Compliance Alert: Safety Committee Inspection Rights Don’t Include Areas Employer Doesn’t Control
|Canada Labour Code, Sec. 125(1)(z.12): “Every employer shall, . . . in respect of every work activity carried out by an employer in a work place that is not controlled by the employer, to the extent that the employer controls the activity, ensure that the work place committee or the health and safety representative inspects each month all or part of the work place, so that every part of the work place is inspected at least one each year” (emphasis added)|
The meaning of the above language was the issue of this case which began when the JHSC of Canada Post’s Burlington site extend its monthly inspection to include letter carrier routes and points of call outside the facility. Management refused. Since we don’t control those routes, it would be pointless to inspect them, it reasoned.
The union filed a grievance setting off a ping-pong of litigation:
- Ping: The MOL began by finding CP in violation of Sec. 125(1)(z.12);
- Pong: The federal OHS tribunal reversed concluding that the inspection duty doesn’t apply to places an employer doesn’t control;
- Ping: The appeals court reversed the OHS tribunal and reinstated the original MOL inspector’s ruling;
- PONG: Finally, after 7 years, the case reached the Canadian Supreme Court for ultimate resolution. The OHS tribunal’s ruling was reasonable and the federal court should have let it stand, it ruled. True, the OHS laws should be read broadly to ensure the safety purpose is carried out. But the tribunal’s finding that employers need not let the JHSC inspect places they don’t control was reasonable and consistent with the purpose of the law. After all, the Court reasoned, “an interpretation which imposed on the employer a duty it could not fulfil would do nothing to further the aim of preventing accidents and injury” [Canada Post Corp. v. Canadian Union of Postal Workers, 2019 SCC 67 (CanLII), December 20, 2019].
What It Means
This isn’t the first time that a court has resisted the call to overextend OHS “workplace” duties in the name of safety. The leading case is a 2013 ruling from Ontario in which a hotel guest drowned in an unguarded swimming pool. The OHS inspector claimed the death was a “workplace” fatality and cited the hotel for not reporting it to the MOL (under Sec. 51(1) of the Ontario OHS Act).
The Labour Board upheld the MOL but the hotel had the last laugh when the Ontario high court shot down the citation. Interpreting the pool as a “workplace” was unreasonable, said the Court of Appeal.
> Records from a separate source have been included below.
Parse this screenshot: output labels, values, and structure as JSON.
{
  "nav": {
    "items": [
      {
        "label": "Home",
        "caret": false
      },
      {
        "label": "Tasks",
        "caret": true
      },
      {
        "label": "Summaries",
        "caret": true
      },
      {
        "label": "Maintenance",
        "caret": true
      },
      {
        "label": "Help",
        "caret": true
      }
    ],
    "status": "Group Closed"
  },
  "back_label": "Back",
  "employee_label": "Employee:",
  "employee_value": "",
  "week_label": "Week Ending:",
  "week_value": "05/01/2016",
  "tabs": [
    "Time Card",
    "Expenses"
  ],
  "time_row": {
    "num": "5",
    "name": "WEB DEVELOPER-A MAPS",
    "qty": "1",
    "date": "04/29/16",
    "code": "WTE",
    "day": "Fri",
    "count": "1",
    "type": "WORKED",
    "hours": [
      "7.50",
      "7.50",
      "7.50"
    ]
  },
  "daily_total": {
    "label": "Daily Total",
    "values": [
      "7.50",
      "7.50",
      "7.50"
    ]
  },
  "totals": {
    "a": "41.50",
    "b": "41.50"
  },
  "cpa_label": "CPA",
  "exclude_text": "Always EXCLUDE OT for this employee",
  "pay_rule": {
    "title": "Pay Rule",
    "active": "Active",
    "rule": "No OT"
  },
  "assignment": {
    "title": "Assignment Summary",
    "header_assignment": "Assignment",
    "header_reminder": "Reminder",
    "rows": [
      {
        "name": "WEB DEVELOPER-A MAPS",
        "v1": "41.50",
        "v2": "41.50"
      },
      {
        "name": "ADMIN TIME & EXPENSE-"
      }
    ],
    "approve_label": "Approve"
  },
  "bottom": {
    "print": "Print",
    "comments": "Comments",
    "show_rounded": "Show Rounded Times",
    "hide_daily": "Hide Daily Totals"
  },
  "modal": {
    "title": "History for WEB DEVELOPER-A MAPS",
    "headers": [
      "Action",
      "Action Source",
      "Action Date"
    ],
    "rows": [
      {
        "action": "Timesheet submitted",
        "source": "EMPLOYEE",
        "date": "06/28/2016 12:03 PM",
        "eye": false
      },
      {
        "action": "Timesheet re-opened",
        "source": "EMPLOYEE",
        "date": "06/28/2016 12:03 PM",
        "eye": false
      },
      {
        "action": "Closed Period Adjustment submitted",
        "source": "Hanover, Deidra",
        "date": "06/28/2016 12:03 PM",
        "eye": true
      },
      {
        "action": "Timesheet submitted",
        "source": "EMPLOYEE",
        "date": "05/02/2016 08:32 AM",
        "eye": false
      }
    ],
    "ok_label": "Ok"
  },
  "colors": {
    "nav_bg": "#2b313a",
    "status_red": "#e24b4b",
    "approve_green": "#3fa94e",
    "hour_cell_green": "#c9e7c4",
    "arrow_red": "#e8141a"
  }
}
By the Board’s logic, employers would have to report “whenever a non-worker dies or is critically injured at or near a place where a worker is working, has passed through or may at some other time work, regardless of the cause of the incident.” This goes way beyond what the legislature could have intended in enacting the reporting rule, the Court added [Blue Mountain Resorts Limited v. Ontario (Labour), 2013 ONCA 75 (CanLII), Feb 7, 2013].
The Bottom Line
While OHS laws are meant to be interpreted broadly to serve the health and safety objective, there are also limits on how far safety duties can be stretched. Specifically, the geographical scope of an employer’s OHS “workplace” duties is based on the employer’s control rather than the property lines of the workplace.